"More important than talent, strength, or knowledge is the ability to laugh at yourself and enjoy the pursuit of your dreams." ~Amy Grant, Christian singer
One night after my surgery our son Keener decided to play a practical joke on me by hiding behind a door and jumping out to scare me when I walked in the room. Well, it worked – a little too well – and I screamed at the top of my lungs. Keener felt just terrible, apologized and gave me a big hug. So I jokingly chastised him saying: “Be nice to your mom! Just because I have a flat chest doesn’t mean I’m one of the guys!”
Another time I was talking to Keen on the phone at his law office, and he mentioned that he and one of his colleagues dressed exactly alike that day. The colleague was standing right there and commented that the main difference between them was that he was having a bad hair day. (He’s completely bald.) So I told Keen to tell him not to feel bad because I was having a bad chest day. Keen’s colleague replied that hair and chests are two things that are highly overrated.
I’ve discovered that there is one small caveat to my use of humor, however. It seems that I can make jokes about my flat chest, but nobody else can. We learned this lesson the hard way when my sweet, supportive husband thought it was safe to come up with his own joke since he saw that I was able to joke about it. As our three-year-old grandson Gabe would say: “That’s not punny!” When I explained the rules to my brother Joe, he said: “I certainly respect your right to make all the jokes, but I reserve the right to repeat them!” I don’t have a problem with that – as long as the jokes originate from me!
Geralyn Lucas chose to have immediate reconstruction surgery after her mastectomy, and later she agreed to pose for a special breast cancer survivor’s edition of Self Magazine. In her book she described her experience this way: “I never existed as a beautiful woman until I saw myself that July day . . . In every photo in the past, I hated my nose, my cheeks, my smile. Now, when there is a huge defect, I was the most beautiful. I had set out to inspire other women that they could be beautiful after this surgery and I ended up convincing myself.”

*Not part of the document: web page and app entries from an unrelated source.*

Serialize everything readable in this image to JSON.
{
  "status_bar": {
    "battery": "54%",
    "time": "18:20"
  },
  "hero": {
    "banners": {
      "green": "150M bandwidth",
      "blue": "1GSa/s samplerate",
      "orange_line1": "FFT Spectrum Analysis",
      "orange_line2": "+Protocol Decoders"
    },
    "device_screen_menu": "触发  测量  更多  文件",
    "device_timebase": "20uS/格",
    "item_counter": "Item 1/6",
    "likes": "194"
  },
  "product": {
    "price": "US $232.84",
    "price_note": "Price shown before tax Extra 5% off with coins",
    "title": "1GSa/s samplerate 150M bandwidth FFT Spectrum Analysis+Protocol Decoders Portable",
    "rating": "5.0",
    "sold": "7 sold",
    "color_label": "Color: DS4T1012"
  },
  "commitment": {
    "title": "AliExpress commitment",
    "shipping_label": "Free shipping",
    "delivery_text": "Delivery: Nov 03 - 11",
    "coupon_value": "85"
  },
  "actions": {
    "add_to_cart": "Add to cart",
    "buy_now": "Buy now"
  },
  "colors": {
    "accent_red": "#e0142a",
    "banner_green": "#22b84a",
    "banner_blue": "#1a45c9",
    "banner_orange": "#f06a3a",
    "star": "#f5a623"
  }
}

As for me, I may or may not decide to have reconstruction surgery at some point in the future. But if I do, it will be after I have learned to accept myself and the new shape of my body – just the way it is.
So if you see me out and about sometime without my prosthesis, then you’ll know that you caught me on a day when I mustered up the courage to simply be “me.”
July 3, 2006 ~ My 48th Birthday